Title: Influence of poultry litter and dairy manure on persistence of non-pathogenic E. coli and E. coli O157:H7 in two geographically distinct mid-Atlantic fields Authors
Submitted to: Meeting Abstract
Publication Type: Abstract Only
Publication Acceptance Date: March 6, 2012
Publication Date: July 22, 2012

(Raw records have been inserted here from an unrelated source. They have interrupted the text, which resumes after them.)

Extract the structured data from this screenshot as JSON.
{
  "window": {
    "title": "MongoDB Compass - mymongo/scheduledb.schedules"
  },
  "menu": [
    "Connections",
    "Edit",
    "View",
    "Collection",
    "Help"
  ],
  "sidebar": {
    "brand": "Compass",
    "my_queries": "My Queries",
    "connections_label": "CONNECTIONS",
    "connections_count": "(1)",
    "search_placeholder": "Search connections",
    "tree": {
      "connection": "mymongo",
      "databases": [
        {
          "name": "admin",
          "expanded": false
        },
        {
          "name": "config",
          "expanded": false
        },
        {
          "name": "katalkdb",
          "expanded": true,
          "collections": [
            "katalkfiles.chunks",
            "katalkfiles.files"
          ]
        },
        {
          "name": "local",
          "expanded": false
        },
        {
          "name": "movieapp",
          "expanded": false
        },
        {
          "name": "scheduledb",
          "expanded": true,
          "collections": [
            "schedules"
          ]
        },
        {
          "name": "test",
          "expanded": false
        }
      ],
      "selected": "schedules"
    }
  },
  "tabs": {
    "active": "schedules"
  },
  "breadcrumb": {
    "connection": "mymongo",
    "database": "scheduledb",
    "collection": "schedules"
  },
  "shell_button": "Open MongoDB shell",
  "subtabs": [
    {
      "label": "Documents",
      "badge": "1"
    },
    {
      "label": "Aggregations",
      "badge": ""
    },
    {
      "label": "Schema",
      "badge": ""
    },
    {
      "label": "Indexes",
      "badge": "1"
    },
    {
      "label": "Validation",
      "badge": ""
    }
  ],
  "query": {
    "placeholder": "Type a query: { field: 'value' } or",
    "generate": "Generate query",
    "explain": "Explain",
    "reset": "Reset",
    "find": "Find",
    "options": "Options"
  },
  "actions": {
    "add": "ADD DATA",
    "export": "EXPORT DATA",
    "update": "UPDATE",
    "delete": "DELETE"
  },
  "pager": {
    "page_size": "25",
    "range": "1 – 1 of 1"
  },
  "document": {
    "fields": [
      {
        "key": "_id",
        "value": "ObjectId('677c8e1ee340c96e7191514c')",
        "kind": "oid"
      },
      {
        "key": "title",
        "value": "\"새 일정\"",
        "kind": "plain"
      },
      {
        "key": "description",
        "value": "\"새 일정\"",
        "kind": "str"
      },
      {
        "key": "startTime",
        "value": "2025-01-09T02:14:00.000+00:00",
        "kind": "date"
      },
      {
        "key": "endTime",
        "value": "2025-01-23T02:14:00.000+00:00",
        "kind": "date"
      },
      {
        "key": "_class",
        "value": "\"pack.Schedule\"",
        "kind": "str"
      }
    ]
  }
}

Citation: Millner, P.D., Sharma, M., Hashem, F., Cotton, C., Jones, K. 2012. Influence of poultry litter and dairy manure on persistence of non-pathogenic E. coli and E. coli O157:H7 in two geographically distinct mid-Atlantic fields. [abstract]. Technical Abstract: A study was established to investigate how long non-pathogenic E. coli and E. coli O157:H7 persist in an agricultural environment after application of raw manure to fields intended to grow produce. The study is currently being conducted at two geographically distinct sites: Princess Anne, MD (University of Maryland Eastern Shore, UMES), and Beltsville, MD (Beltsville Area Research Center (BARC) , USDA-ARS. Uniform size field plots were laid out (2 m x 1 m) at both sites. At UMES, plots were treated with either UMES poultry litter or dairy manure solids (from the BARC dairy manure solid-liquids separation system). Non-pathogenic E. coli and E. coli O157:H7 were cultivated in UMES poultry manure extract and sprayed onto plots containing manure treatments. At BARC, manure treatments consisted of dairy manure solids applied to organic and conventionally-managed fields, as well as separate plots with UMES poultry litter, dairy manure solids plus liquid, and dairy manure liquid only. At both sites, plots received both a low and high inoculum of several strains of E. coli. Data collection and analysis is ongoing at both sites and also will involve separate plots with spring application of manure and later leafy green cropping. Data collected here will provide valuable information for the Food and Drug Administration rule-making process for produce as part of the Food Safety Modernization Act. This study is being conducted with the Food and Drug Administration’s Office of Produce Safety and the University of Maryland Eastern Shore, Department of Agriculture, Food and Resource Sciences. This project continues the collaboration between the USDA ARS BARC and 1890 Land Grant Universities.